Our own Byker Bill reviews the thinking behind the ‘Added value’ class at DERT 2007.

In keeping with DERT tradition, Whip The Cat, have included something new.

The 2007 organisers, have re-introduced a Traditional Dance category to be danced to a published notation. A separate trophy will be awarded.

The thinking behind the new class is partly a response to Sallyport winning the Premier with ‘Traditional’ dances in Preston and York and Sandbeck sweeping the board in 2005 with a simple but excellent dance in a deliberately traditional style.

The Cats also feel that rapid developments over the last few years have stretched the concept of Rapper. The influence of teams such as Black Swan and the Great Meadows sides, especially Beside the Point and Candyrapper, is accelerating the rate of development of the dance.

There is a feeling that perhaps the real roots of the tradition and its unique dances, are being hidden in a blast of competition induced innovation. That's not to say that all rapper teams are becoming homogenised but there are some innovations seemingly plucked out of thick air that are unrelated to any previous thread in the dance. It's also obvious that workshops are spreading only a few variations of the dance.

Originally, the North Eastern Competitions and Tournaments offered Trophies for Traditional Sword Dancers, specific representatives of their own village, family or pit dance. Each of these was a product of its own environment and usually showed a distinctive and unmistakable style. Variations in kit, characters, figures and especially stepping were the key elements. During the first half of the 20th century someone could have produced an Observers Book of Rapper Teams outlining the features of the Traditions and what to tick off in your little book.

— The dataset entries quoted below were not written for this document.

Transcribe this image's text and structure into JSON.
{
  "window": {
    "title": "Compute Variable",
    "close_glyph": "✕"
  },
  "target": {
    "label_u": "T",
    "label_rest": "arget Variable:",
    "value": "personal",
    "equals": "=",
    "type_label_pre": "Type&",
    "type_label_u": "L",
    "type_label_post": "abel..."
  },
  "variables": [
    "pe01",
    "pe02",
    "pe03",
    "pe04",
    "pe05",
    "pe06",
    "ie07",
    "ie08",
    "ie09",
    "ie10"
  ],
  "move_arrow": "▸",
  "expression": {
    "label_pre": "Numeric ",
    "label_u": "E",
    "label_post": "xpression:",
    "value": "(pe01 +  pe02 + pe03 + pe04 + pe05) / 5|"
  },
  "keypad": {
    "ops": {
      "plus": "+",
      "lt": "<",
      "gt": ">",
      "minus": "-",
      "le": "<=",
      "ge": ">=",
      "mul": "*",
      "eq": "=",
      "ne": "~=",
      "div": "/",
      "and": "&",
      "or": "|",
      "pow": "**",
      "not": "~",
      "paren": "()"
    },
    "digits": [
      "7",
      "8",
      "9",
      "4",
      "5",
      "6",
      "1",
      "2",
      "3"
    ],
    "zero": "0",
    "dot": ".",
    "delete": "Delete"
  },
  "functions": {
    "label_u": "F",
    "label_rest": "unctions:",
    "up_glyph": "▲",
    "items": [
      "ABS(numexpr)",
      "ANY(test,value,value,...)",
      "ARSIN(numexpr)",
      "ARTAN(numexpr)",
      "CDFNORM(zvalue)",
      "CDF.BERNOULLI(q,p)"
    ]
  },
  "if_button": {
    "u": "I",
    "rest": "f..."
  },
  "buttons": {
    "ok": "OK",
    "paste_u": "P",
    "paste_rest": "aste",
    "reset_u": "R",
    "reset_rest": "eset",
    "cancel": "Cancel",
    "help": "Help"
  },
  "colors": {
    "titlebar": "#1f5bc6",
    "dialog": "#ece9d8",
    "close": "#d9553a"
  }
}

By the late sixties the tradition was fading and the few teams around were almost all student driven and many reflected the ideas of Bill Cassie; that a rapper dance can include figures from anywhere.

The first DERT competitions in the eighties, held in Derby, included a Traditional class, winners were Old Moat from Manchester with brilliant displays of Swalwell, East Saxon showing Walbottle and then along came High Spen displaying High Spen.

At the 1991 competition in Ware, there was one team who entered the Traditional Class and who chose to display High Spen. An audacious decision, since High Spen were also competing with their own dance, but in a different class.

When DERT was revived in 1994 in Newcastle both the Open and the Premier classes included a ‘Named Tradition’ section where the dance had to be based on a known notation.

Gift Rapper the first all women's side to appear at DERT and were adamant that they learned Swalwell ‘à la Sharp’ from the original notation of 1912. They were not terribly impressed with the judges' comments which they felt did not make any reference to the actual Tradition itself.

In recognition of the old teams and their contributions to our own contemporary performances, the Traditional class at Nottingham is aimed at showing that ‘frozen in time moment’ much criticised by later observers.

Each named Tradition should show massive differences from the others.

Judging will be a matter of comparing a named dance to its elements as recorded in the notation. More or less a Display Dance, showing all the unique characteristics of the dance as observed on the day of its recording.

A breakdown of Style, Figures and Chorus is available to guide those who would like to enter. Interpretations and additions will be considered on merit in comparison with the published judging notes.

Further information on the traditional dances can be found at Rapper Online.

Byker Bill